Colonial Grip

The latter half of the 20th century was good news for the colonised and independence was cherished as the most prized blessing. For some, however, even the 21st century could not bring the relishes of freedom. New Caledonia is one such territory. Colonised by France, it is a bitter reminder of the dark ages of imperialism. This week brewed trouble in the Pacific territory of Caledonia and France now has its forces deployed to check and put down the pro-freedom protests happening there. An attempt by France to enforce a new voting law in Caledonia is what has sparked the protests. Already sidelined by an inflow of French people, the local Kanak community wants freedom from France.

The colonial mindset and ways are all alike across the world. What India has tried to do in Occupied Kashmir is about an equal reflection of how France is seeking to give an impression of compliance and democracy in a territory that is nothing but under occupation against the will of the locals. But then what else can we expect from a country that supports Israel in keeping the status quo over Palestine? The curse of colonialism still survives for many communities and people around the world. If any spark of struggle ignites, the colony links it to one fast enemy and completely disregards the will of the people who inhabit that land.

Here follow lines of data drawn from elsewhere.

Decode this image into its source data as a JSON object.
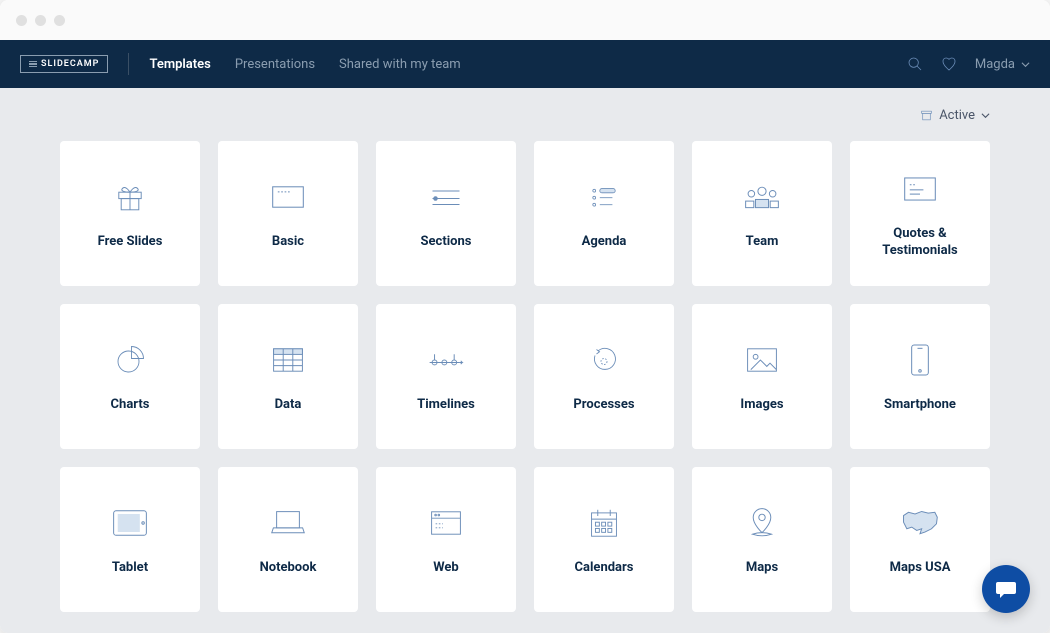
{
  "app": {
    "name": "SLIDECAMP"
  },
  "nav": {
    "links": [
      {
        "label": "Templates",
        "active": true
      },
      {
        "label": "Presentations",
        "active": false
      },
      {
        "label": "Shared with my team",
        "active": false
      }
    ],
    "user": "Magda"
  },
  "filter": {
    "label": "Active"
  },
  "cards": [
    {
      "icon": "gift-icon",
      "title": "Free Slides"
    },
    {
      "icon": "card-icon",
      "title": "Basic"
    },
    {
      "icon": "sections-icon",
      "title": "Sections"
    },
    {
      "icon": "agenda-icon",
      "title": "Agenda"
    },
    {
      "icon": "team-icon",
      "title": "Team"
    },
    {
      "icon": "quotes-icon",
      "title": "Quotes & Testimonials"
    },
    {
      "icon": "pie-icon",
      "title": "Charts"
    },
    {
      "icon": "table-icon",
      "title": "Data"
    },
    {
      "icon": "timeline-icon",
      "title": "Timelines"
    },
    {
      "icon": "process-icon",
      "title": "Processes"
    },
    {
      "icon": "image-icon",
      "title": "Images"
    },
    {
      "icon": "phone-icon",
      "title": "Smartphone"
    },
    {
      "icon": "tablet-icon",
      "title": "Tablet"
    },
    {
      "icon": "laptop-icon",
      "title": "Notebook"
    },
    {
      "icon": "browser-icon",
      "title": "Web"
    },
    {
      "icon": "calendar-icon",
      "title": "Calendars"
    },
    {
      "icon": "pin-icon",
      "title": "Maps"
    },
    {
      "icon": "usa-icon",
      "title": "Maps USA"
    }
  ]
}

In case of Caledonia, the blame rests with, 8700 miles away, Azerbaijan. Just because Baku has openly called out France’s colonisation of territories, the latter now links every freedom call to Baku. Azerbaijan itself claims the disputed, separated land of Nagorno Karabakh, over which two distinct blocs exist. One where India, France, and the West (generally) support Armenia and even have military ties. The other where Pakistan, China, and Turkey remain on Azerbaijan’s side.

Back to New Caledonia, the wave of protests is being seen by experts as stronger and more fierce than any in the recent past. Self-determination is a right the UN guarantees and the so-called civilised world respects but as it plays in real life, the respect for this right becomes a highly contested domain because the West mostly likes to live by its double standards. We have to watch if the Kanaks can, after all these years, break away from the colonial shackles weaved around them.

ePaper - Nawaiwaqt